A client came in with a couple estates to probate - 1 parent died, then before the estate was begun, the other one died. I explained that the first would still have to be probated,a nd said, "it's sort of like a double play in baseball, you have to throw the stuff to thesecond baseemaan to get one out before you can pivot and get it over to first." And the image of throwing a house around the infield was pretty comical.
When near the end today husband had a meeting so his wife came in to pick up some last papers on the 2nd estate. She'd been with her husband when they went down last time to do the transfer of the first, but didn't understand a lot of the technical stuff like he did. So i said, "It'll feel just like you're in the movie 'Groundhog Day.'"
I also once had a client whose dad had done some... irresponsible home and loan signings becasue he was in the beginning stages of Alzheimer's, as we learned later. We tried to give up these homes to the banks so he could go on Medicaid but the bank kept wanting to negotiate a loan package. In trying to explain the problem to someone, I forget who, my 3-page, single spaced letter giving details began, among other thigns, with this. "This will likely remind you of what I believe Mark Twain said of Russian literature - 'Depression, depression,d epression, and the occasional catastrophe to change the mood."
I don't recall ever having to be that creative in a will itself - but it would be possible, they don't have as much required boilerplate language as trusts. While there re no "will readings" like in the movies, I've told clients that theoretically, a will could probably have one if they really wanted.

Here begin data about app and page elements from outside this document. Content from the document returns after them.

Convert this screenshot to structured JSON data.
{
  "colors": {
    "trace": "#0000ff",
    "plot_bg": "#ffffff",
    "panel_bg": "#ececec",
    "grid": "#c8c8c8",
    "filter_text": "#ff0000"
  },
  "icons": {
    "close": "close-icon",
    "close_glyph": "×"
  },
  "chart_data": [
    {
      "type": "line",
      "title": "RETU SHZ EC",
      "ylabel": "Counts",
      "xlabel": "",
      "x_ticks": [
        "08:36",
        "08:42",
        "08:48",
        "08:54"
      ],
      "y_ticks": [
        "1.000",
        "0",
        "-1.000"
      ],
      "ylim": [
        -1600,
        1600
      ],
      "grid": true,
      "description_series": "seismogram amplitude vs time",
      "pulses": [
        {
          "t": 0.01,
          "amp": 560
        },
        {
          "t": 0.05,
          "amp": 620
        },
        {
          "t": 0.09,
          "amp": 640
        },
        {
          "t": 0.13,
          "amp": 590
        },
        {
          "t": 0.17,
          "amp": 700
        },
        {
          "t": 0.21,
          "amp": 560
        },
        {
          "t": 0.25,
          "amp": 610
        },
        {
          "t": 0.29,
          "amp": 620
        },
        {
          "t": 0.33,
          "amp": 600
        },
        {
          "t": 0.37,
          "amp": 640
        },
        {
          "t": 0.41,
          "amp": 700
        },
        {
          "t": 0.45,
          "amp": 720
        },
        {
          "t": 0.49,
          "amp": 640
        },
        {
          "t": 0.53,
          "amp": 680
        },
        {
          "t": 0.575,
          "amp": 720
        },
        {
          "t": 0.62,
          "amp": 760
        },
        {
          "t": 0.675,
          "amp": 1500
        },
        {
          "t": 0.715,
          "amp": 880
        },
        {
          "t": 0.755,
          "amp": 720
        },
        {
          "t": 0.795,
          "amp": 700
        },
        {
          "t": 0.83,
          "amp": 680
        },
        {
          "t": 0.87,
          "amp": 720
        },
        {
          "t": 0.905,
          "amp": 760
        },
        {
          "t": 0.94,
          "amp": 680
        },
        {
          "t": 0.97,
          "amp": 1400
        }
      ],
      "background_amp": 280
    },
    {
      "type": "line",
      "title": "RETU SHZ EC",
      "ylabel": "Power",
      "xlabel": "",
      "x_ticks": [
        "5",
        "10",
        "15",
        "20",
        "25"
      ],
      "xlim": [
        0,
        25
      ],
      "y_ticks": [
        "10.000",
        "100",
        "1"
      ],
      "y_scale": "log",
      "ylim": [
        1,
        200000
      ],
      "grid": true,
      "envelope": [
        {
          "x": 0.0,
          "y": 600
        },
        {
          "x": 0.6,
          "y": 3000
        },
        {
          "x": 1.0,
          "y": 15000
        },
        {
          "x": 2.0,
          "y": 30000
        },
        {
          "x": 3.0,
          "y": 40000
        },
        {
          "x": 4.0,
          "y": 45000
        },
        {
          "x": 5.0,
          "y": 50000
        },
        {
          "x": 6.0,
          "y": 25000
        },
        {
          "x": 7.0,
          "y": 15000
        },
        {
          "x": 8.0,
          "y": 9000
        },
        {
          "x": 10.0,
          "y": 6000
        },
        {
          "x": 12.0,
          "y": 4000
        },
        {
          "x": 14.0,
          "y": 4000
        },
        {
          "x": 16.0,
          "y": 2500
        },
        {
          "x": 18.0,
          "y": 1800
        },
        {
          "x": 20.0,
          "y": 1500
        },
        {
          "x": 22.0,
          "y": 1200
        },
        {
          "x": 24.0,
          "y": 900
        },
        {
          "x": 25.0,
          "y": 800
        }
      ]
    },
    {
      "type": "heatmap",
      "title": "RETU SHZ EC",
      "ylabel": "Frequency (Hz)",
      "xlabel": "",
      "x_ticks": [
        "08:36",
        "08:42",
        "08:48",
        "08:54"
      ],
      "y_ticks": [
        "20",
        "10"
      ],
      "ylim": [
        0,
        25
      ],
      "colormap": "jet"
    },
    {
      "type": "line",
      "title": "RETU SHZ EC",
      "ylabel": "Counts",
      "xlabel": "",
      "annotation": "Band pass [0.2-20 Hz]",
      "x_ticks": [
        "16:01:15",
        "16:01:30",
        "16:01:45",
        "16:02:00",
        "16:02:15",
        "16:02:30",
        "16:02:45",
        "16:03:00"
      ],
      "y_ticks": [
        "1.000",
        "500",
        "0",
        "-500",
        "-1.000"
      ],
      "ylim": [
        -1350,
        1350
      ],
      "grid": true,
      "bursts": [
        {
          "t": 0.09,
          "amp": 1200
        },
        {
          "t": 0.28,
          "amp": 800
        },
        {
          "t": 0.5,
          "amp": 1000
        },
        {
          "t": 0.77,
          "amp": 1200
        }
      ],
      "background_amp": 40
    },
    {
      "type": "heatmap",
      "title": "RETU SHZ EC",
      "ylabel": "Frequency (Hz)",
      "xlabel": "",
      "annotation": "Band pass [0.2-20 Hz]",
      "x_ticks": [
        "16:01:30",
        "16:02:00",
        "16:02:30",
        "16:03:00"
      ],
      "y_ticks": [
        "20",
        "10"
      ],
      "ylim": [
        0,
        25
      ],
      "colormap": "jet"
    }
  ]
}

John 3:16 (KJV) For God so loved the world, that He gave His only begotten Son, that whosoever believeth in Him shall not perish, but have everlasting life.